* **PROVIDED INFORMATION**:

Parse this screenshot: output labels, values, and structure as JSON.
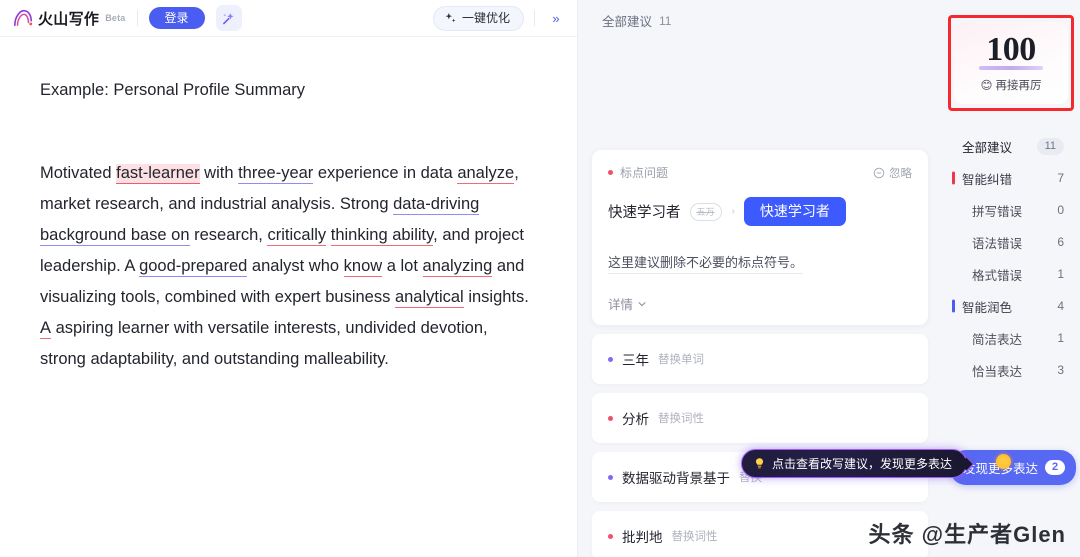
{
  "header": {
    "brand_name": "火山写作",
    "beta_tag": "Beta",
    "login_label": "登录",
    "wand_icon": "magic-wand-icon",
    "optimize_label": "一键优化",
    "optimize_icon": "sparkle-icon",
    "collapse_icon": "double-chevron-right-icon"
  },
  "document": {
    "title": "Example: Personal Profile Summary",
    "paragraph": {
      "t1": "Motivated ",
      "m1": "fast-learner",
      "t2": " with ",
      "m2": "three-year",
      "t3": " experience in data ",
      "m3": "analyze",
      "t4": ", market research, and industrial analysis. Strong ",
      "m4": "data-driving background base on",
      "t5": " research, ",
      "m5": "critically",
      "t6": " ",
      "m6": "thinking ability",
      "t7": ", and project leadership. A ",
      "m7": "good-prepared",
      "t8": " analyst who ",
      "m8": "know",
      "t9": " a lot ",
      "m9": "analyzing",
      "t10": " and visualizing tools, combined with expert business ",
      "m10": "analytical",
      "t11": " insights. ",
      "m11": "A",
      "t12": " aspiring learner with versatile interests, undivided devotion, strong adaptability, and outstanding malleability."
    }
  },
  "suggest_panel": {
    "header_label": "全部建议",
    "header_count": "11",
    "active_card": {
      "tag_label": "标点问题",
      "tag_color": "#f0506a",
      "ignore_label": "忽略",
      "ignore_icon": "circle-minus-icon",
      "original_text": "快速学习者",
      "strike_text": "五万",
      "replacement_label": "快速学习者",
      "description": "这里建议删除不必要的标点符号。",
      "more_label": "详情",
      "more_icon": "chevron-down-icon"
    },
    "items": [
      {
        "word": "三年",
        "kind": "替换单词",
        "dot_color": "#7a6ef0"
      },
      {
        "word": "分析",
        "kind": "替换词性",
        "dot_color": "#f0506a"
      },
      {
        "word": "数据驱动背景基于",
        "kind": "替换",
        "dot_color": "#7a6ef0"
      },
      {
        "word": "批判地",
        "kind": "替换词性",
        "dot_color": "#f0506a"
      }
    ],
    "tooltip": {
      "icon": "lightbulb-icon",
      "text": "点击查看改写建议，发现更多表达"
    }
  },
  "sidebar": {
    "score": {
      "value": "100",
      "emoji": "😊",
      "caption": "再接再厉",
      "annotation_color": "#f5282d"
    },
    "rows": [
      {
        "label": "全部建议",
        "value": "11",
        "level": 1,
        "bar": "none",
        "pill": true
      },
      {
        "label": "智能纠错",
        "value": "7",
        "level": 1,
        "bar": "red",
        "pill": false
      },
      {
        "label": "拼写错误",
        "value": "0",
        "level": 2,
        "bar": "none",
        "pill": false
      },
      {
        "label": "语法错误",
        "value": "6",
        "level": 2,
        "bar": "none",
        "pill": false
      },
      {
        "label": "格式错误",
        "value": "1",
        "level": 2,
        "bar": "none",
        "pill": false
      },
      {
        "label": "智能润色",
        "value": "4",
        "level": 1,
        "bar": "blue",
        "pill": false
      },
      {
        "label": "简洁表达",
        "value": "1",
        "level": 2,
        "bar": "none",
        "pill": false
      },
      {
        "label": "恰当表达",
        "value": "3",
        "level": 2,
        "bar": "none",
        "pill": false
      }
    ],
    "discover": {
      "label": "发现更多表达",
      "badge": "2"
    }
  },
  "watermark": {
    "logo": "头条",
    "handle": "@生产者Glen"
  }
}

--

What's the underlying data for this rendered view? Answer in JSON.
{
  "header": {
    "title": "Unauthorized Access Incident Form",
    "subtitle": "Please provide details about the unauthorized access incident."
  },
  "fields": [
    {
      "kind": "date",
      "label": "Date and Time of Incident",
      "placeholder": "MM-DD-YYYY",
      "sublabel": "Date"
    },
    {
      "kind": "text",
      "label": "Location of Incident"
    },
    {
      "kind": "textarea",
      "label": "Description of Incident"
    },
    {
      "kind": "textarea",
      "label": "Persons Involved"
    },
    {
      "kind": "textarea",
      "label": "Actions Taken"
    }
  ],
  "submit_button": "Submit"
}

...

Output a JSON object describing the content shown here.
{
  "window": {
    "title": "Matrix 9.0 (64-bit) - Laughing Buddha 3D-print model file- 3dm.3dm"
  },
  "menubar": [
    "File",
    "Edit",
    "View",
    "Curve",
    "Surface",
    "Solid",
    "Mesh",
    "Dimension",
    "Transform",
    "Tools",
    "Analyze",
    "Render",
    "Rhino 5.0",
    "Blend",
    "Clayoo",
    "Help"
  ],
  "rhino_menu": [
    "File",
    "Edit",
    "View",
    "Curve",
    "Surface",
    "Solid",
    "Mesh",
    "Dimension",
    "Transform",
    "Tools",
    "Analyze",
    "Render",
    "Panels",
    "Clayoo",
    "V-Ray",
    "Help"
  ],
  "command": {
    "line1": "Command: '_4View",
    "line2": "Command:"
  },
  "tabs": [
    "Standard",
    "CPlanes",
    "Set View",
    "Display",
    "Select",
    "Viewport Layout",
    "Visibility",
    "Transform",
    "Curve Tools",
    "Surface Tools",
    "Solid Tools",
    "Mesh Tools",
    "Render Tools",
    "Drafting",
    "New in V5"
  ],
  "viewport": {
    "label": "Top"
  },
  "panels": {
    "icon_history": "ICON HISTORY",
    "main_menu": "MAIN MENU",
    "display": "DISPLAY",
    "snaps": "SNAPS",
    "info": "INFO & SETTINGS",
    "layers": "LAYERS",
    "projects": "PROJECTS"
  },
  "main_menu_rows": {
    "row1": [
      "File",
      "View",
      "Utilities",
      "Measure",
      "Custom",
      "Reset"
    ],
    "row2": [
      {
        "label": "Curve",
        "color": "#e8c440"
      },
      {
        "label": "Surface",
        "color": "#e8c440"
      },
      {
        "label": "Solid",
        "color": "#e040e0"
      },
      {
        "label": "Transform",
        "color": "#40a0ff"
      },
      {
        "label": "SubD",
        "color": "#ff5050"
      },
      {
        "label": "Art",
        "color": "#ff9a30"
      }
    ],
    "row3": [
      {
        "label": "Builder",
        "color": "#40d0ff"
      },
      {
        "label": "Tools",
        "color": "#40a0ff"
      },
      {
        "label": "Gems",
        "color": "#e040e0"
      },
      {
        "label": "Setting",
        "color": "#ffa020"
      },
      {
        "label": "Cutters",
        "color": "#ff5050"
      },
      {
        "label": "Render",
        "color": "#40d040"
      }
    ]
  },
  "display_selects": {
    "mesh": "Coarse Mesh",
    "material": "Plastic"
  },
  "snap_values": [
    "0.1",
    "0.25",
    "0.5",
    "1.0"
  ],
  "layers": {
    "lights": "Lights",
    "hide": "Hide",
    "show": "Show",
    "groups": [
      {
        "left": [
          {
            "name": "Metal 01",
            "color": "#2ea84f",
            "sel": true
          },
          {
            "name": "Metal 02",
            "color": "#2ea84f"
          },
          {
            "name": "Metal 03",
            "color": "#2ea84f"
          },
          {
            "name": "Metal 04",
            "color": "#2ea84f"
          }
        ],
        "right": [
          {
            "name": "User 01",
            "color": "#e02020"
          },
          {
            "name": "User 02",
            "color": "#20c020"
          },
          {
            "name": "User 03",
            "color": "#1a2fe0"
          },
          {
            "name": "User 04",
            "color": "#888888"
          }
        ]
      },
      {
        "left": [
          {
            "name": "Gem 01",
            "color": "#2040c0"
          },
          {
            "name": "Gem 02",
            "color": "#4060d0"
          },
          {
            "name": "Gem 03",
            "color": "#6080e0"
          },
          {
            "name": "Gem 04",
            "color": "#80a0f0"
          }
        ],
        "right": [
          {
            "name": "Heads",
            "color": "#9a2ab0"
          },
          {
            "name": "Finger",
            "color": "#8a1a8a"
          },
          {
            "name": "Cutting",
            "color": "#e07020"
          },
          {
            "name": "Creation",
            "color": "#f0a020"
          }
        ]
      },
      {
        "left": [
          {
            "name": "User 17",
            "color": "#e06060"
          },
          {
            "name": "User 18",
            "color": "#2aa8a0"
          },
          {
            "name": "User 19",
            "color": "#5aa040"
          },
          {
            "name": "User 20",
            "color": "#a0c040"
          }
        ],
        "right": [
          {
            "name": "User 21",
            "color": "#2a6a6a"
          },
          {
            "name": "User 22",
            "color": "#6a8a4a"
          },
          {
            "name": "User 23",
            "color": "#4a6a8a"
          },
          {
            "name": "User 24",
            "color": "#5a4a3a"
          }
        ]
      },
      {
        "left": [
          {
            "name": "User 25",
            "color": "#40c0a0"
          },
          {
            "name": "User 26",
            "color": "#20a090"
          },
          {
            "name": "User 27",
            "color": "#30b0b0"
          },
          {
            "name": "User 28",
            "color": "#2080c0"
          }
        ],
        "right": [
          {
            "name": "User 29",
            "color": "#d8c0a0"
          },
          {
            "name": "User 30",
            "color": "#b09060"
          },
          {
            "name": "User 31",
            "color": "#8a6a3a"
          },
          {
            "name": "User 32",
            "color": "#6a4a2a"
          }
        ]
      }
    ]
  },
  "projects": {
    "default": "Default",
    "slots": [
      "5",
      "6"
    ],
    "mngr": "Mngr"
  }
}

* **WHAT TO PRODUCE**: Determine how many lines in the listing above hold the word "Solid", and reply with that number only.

* **TASK ANSWER**: 4